Casual comments and legal controls: watch what you say online – Jacob Rowbottom

13 04 2012

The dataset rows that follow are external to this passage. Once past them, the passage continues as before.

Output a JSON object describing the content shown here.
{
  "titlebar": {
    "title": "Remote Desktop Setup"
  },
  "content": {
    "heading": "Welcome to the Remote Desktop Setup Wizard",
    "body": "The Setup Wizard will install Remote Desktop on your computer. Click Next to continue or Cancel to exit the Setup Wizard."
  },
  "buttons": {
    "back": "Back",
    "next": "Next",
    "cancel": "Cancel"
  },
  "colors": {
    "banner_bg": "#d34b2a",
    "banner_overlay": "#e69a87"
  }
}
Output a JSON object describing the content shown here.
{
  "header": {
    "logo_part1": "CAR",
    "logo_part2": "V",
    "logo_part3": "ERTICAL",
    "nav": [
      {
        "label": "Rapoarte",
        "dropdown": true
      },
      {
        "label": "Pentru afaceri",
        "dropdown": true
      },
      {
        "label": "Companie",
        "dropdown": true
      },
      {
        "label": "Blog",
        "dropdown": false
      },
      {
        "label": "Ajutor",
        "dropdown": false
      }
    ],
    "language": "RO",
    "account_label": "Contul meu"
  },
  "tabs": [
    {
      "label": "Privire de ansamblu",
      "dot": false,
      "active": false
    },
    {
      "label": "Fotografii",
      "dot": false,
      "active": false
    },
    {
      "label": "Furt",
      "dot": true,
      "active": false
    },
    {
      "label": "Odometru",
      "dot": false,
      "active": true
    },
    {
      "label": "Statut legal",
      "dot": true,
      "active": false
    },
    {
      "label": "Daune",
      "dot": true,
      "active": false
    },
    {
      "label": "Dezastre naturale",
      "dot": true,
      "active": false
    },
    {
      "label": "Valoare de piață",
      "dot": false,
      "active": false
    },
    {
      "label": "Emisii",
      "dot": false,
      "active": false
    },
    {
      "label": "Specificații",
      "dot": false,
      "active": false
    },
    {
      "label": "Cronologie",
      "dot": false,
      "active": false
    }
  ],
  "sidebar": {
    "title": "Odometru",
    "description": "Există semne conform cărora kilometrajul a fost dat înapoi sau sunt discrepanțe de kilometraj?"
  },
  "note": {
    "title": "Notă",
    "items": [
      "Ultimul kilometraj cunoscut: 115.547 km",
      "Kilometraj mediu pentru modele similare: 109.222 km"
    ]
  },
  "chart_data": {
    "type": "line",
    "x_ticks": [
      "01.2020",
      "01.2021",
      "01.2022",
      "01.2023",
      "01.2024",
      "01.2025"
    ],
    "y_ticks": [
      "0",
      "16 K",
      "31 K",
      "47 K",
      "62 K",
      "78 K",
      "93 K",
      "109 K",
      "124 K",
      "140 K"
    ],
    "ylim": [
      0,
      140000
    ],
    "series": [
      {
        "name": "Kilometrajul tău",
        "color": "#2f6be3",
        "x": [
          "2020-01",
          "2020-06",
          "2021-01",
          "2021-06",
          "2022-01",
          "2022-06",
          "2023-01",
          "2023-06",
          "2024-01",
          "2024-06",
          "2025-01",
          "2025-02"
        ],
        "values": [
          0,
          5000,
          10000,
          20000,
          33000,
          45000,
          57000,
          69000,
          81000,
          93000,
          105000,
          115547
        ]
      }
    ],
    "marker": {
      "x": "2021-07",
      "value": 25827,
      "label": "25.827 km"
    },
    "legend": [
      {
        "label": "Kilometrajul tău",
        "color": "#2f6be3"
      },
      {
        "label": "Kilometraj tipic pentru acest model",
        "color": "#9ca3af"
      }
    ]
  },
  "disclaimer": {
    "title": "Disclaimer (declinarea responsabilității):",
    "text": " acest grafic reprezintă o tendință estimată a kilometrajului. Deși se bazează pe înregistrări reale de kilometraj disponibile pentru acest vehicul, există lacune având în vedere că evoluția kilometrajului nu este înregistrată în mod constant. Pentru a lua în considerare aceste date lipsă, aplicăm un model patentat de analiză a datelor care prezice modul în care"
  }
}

After a number of high profile prosecutions, most people are now aware that what you say online can have serious consequences. Cases involving racist and offensive comments on Twitter have reminded people that several criminal offences can regulate such expression. The most prominent of the cases, the conviction of Liam Stacey under s.4A of the Public Order Act 1986, has provoked the most debate, largely about severity of his sentence. In a recent comment piece, Victoria Coren makes a different point and asks whether s.4A is applicable in such a case, given that the statute provides an exception for communications where the sender and recipient are inside a dwelling. Read the rest of this entry »